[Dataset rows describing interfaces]
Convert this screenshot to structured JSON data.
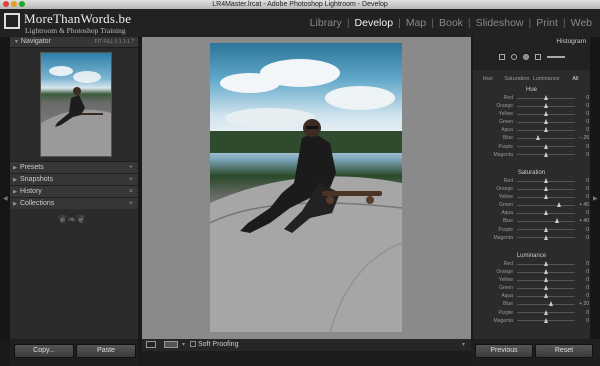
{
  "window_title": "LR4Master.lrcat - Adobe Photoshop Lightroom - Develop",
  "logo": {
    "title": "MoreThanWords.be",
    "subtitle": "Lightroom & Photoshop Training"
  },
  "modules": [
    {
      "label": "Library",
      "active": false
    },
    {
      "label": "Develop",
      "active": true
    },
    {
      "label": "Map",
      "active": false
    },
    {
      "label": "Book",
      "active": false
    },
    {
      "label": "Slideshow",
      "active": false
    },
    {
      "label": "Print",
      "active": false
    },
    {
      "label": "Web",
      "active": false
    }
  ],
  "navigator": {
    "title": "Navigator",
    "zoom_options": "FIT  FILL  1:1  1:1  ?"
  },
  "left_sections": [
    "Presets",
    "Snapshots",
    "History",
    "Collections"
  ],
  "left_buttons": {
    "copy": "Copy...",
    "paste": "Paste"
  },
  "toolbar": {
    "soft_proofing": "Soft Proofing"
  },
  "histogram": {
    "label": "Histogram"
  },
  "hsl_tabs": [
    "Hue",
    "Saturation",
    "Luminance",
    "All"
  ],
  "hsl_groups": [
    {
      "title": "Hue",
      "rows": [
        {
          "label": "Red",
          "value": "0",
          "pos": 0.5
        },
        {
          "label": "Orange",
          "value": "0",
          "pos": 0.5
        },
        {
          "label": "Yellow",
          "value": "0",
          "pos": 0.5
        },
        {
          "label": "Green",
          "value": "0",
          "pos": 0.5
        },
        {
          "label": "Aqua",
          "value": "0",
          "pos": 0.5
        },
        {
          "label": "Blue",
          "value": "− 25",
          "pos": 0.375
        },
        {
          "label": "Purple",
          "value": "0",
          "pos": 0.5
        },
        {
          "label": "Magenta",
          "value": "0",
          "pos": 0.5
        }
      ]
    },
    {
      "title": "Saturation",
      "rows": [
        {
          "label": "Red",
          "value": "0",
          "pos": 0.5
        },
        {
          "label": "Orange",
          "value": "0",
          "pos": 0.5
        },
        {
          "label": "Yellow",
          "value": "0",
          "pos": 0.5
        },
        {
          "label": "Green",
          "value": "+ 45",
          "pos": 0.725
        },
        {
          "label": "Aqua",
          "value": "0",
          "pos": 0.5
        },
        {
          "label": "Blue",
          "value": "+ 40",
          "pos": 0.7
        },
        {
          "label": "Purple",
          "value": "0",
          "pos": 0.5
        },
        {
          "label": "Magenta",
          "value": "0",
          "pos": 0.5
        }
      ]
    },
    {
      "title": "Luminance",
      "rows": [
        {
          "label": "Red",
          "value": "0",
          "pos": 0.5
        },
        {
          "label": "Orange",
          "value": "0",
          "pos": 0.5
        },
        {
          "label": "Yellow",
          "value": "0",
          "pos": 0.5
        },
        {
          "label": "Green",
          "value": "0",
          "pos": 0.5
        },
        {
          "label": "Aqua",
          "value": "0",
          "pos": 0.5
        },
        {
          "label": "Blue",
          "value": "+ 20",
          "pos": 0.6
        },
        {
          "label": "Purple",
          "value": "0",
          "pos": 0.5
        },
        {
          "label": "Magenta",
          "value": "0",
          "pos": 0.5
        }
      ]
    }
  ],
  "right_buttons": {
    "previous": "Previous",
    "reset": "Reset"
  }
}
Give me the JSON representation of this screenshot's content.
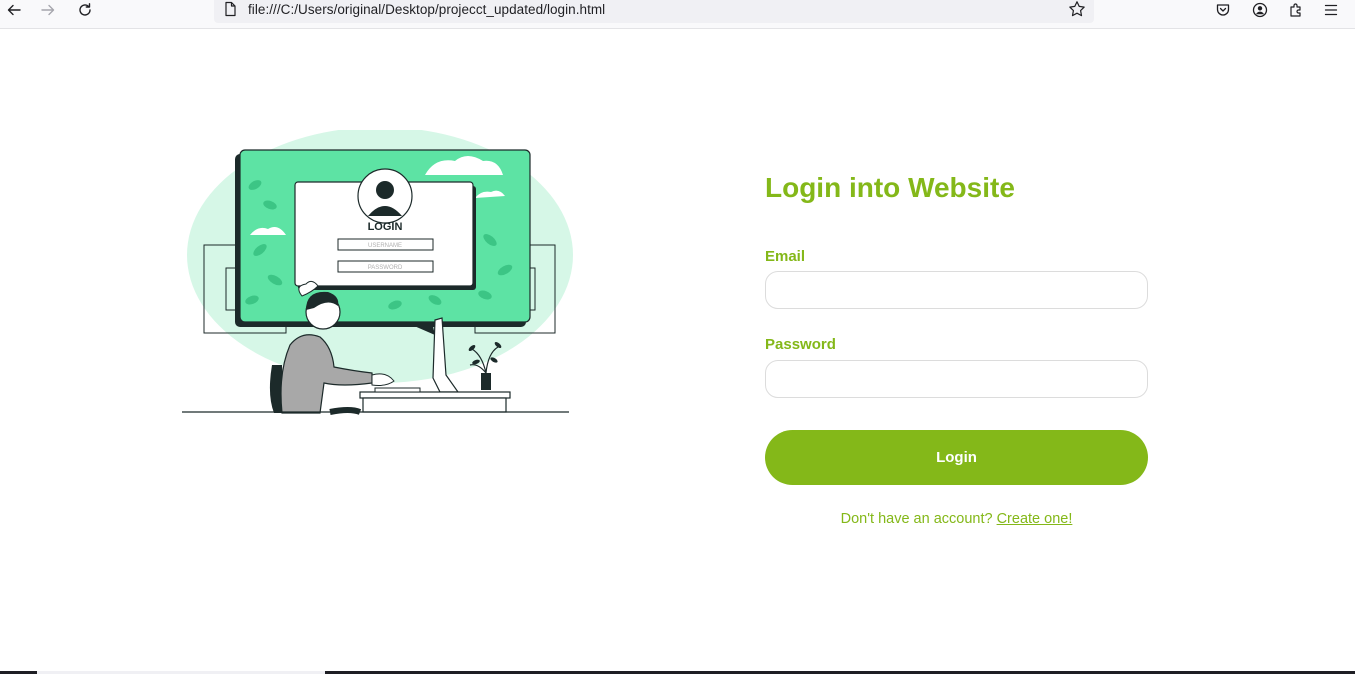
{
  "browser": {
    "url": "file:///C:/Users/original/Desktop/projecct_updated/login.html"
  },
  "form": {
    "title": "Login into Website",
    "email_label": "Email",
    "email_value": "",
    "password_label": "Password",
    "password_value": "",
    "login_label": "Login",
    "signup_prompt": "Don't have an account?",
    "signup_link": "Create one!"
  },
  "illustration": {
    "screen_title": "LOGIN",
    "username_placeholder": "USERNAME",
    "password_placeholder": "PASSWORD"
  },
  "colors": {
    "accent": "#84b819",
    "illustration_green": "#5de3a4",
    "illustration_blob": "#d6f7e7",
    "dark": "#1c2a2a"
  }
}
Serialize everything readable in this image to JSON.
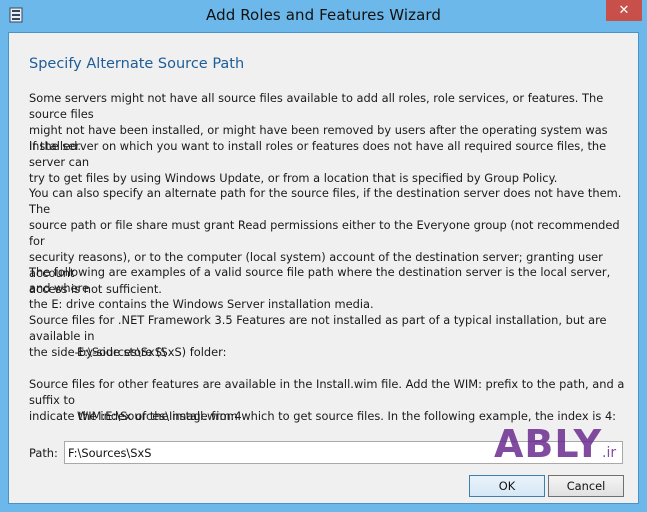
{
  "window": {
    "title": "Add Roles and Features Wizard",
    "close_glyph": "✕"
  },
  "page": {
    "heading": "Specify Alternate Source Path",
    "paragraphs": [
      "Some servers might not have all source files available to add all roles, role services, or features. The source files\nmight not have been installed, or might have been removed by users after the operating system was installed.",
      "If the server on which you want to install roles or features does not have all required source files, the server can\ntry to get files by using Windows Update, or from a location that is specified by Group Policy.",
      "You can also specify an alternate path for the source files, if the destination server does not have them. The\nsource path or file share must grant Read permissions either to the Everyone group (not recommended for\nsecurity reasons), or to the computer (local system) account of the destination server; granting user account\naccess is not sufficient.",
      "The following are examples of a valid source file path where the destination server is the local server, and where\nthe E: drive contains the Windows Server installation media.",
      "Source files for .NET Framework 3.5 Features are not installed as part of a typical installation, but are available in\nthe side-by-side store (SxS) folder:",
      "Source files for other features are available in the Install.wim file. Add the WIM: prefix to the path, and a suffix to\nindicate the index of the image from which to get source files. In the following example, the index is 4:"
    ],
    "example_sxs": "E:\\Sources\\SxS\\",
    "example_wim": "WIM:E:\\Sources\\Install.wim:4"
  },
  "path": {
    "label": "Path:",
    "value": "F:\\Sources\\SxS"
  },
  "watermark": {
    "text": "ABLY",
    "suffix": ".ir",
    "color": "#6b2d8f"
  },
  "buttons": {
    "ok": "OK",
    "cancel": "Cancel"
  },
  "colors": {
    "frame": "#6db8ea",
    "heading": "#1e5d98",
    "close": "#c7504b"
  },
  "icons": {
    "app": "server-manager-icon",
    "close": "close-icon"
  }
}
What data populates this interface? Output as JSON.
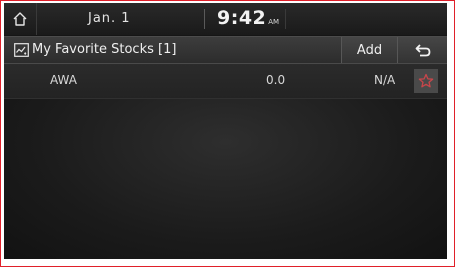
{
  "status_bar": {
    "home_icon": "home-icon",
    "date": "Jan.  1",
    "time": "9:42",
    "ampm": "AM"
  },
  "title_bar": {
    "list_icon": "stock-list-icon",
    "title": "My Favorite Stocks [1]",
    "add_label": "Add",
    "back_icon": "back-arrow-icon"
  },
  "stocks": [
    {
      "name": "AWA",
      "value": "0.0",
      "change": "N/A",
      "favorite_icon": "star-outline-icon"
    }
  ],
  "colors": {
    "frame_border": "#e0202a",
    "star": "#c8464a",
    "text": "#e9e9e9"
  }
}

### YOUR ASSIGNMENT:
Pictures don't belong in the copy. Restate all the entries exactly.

### ANSWER TO THE EXERCISE:
Convert this screenshot to structured JSON data.
{
  "window_title": "LR4Master.lrcat - Adobe Photoshop Lightroom - Develop",
  "logo": {
    "title": "MoreThanWords.be",
    "subtitle": "Lightroom & Photoshop Training"
  },
  "modules": [
    {
      "label": "Library",
      "active": false
    },
    {
      "label": "Develop",
      "active": true
    },
    {
      "label": "Map",
      "active": false
    },
    {
      "label": "Book",
      "active": false
    },
    {
      "label": "Slideshow",
      "active": false
    },
    {
      "label": "Print",
      "active": false
    },
    {
      "label": "Web",
      "active": false
    }
  ],
  "navigator": {
    "title": "Navigator",
    "zoom_options": "FIT  FILL  1:1  1:1  ?"
  },
  "left_sections": [
    "Presets",
    "Snapshots",
    "History",
    "Collections"
  ],
  "left_buttons": {
    "copy": "Copy...",
    "paste": "Paste"
  },
  "toolbar": {
    "soft_proofing": "Soft Proofing"
  },
  "histogram": {
    "label": "Histogram"
  },
  "hsl_tabs": [
    "Hue",
    "Saturation",
    "Luminance",
    "All"
  ],
  "hsl_groups": [
    {
      "title": "Hue",
      "rows": [
        {
          "label": "Red",
          "value": "0",
          "pos": 0.5
        },
        {
          "label": "Orange",
          "value": "0",
          "pos": 0.5
        },
        {
          "label": "Yellow",
          "value": "0",
          "pos": 0.5
        },
        {
          "label": "Green",
          "value": "0",
          "pos": 0.5
        },
        {
          "label": "Aqua",
          "value": "0",
          "pos": 0.5
        },
        {
          "label": "Blue",
          "value": "− 25",
          "pos": 0.375
        },
        {
          "label": "Purple",
          "value": "0",
          "pos": 0.5
        },
        {
          "label": "Magenta",
          "value": "0",
          "pos": 0.5
        }
      ]
    },
    {
      "title": "Saturation",
      "rows": [
        {
          "label": "Red",
          "value": "0",
          "pos": 0.5
        },
        {
          "label": "Orange",
          "value": "0",
          "pos": 0.5
        },
        {
          "label": "Yellow",
          "value": "0",
          "pos": 0.5
        },
        {
          "label": "Green",
          "value": "+ 45",
          "pos": 0.725
        },
        {
          "label": "Aqua",
          "value": "0",
          "pos": 0.5
        },
        {
          "label": "Blue",
          "value": "+ 40",
          "pos": 0.7
        },
        {
          "label": "Purple",
          "value": "0",
          "pos": 0.5
        },
        {
          "label": "Magenta",
          "value": "0",
          "pos": 0.5
        }
      ]
    },
    {
      "title": "Luminance",
      "rows": [
        {
          "label": "Red",
          "value": "0",
          "pos": 0.5
        },
        {
          "label": "Orange",
          "value": "0",
          "pos": 0.5
        },
        {
          "label": "Yellow",
          "value": "0",
          "pos": 0.5
        },
        {
          "label": "Green",
          "value": "0",
          "pos": 0.5
        },
        {
          "label": "Aqua",
          "value": "0",
          "pos": 0.5
        },
        {
          "label": "Blue",
          "value": "+ 20",
          "pos": 0.6
        },
        {
          "label": "Purple",
          "value": "0",
          "pos": 0.5
        },
        {
          "label": "Magenta",
          "value": "0",
          "pos": 0.5
        }
      ]
    }
  ],
  "right_buttons": {
    "previous": "Previous",
    "reset": "Reset"
  }
}
Give me the JSON representation of this screenshot's content.
{
  "browser": {
    "url": "file:///C:/Users/original/Desktop/projecct_updated/login.html"
  },
  "form": {
    "title": "Login into Website",
    "email_label": "Email",
    "email_value": "",
    "password_label": "Password",
    "password_value": "",
    "login_label": "Login",
    "signup_prompt": "Don't have an account?",
    "signup_link": "Create one!"
  },
  "illustration": {
    "screen_title": "LOGIN",
    "username_placeholder": "USERNAME",
    "password_placeholder": "PASSWORD"
  },
  "colors": {
    "accent": "#84b819",
    "illustration_green": "#5de3a4",
    "illustration_blob": "#d6f7e7",
    "dark": "#1c2a2a"
  }
}
Serialize everything readable in this image to JSON.
{
  "window": {
    "title": "Add Roles and Features Wizard",
    "close_glyph": "✕"
  },
  "page": {
    "heading": "Specify Alternate Source Path",
    "paragraphs": [
      "Some servers might not have all source files available to add all roles, role services, or features. The source files\nmight not have been installed, or might have been removed by users after the operating system was installed.",
      "If the server on which you want to install roles or features does not have all required source files, the server can\ntry to get files by using Windows Update, or from a location that is specified by Group Policy.",
      "You can also specify an alternate path for the source files, if the destination server does not have them. The\nsource path or file share must grant Read permissions either to the Everyone group (not recommended for\nsecurity reasons), or to the computer (local system) account of the destination server; granting user account\naccess is not sufficient.",
      "The following are examples of a valid source file path where the destination server is the local server, and where\nthe E: drive contains the Windows Server installation media.",
      "Source files for .NET Framework 3.5 Features are not installed as part of a typical installation, but are available in\nthe side-by-side store (SxS) folder:",
      "Source files for other features are available in the Install.wim file. Add the WIM: prefix to the path, and a suffix to\nindicate the index of the image from which to get source files. In the following example, the index is 4:"
    ],
    "example_sxs": "E:\\Sources\\SxS\\",
    "example_wim": "WIM:E:\\Sources\\Install.wim:4"
  },
  "path": {
    "label": "Path:",
    "value": "F:\\Sources\\SxS"
  },
  "watermark": {
    "text": "ABLY",
    "suffix": ".ir",
    "color": "#6b2d8f"
  },
  "buttons": {
    "ok": "OK",
    "cancel": "Cancel"
  },
  "colors": {
    "frame": "#6db8ea",
    "heading": "#1e5d98",
    "close": "#c7504b"
  },
  "icons": {
    "app": "server-manager-icon",
    "close": "close-icon"
  }
}
What data populates this interface? Output as JSON.
{
  "status_bar": {
    "home_icon": "home-icon",
    "date": "Jan.  1",
    "time": "9:42",
    "ampm": "AM"
  },
  "title_bar": {
    "list_icon": "stock-list-icon",
    "title": "My Favorite Stocks [1]",
    "add_label": "Add",
    "back_icon": "back-arrow-icon"
  },
  "stocks": [
    {
      "name": "AWA",
      "value": "0.0",
      "change": "N/A",
      "favorite_icon": "star-outline-icon"
    }
  ],
  "colors": {
    "frame_border": "#e0202a",
    "star": "#c8464a",
    "text": "#e9e9e9"
  }
}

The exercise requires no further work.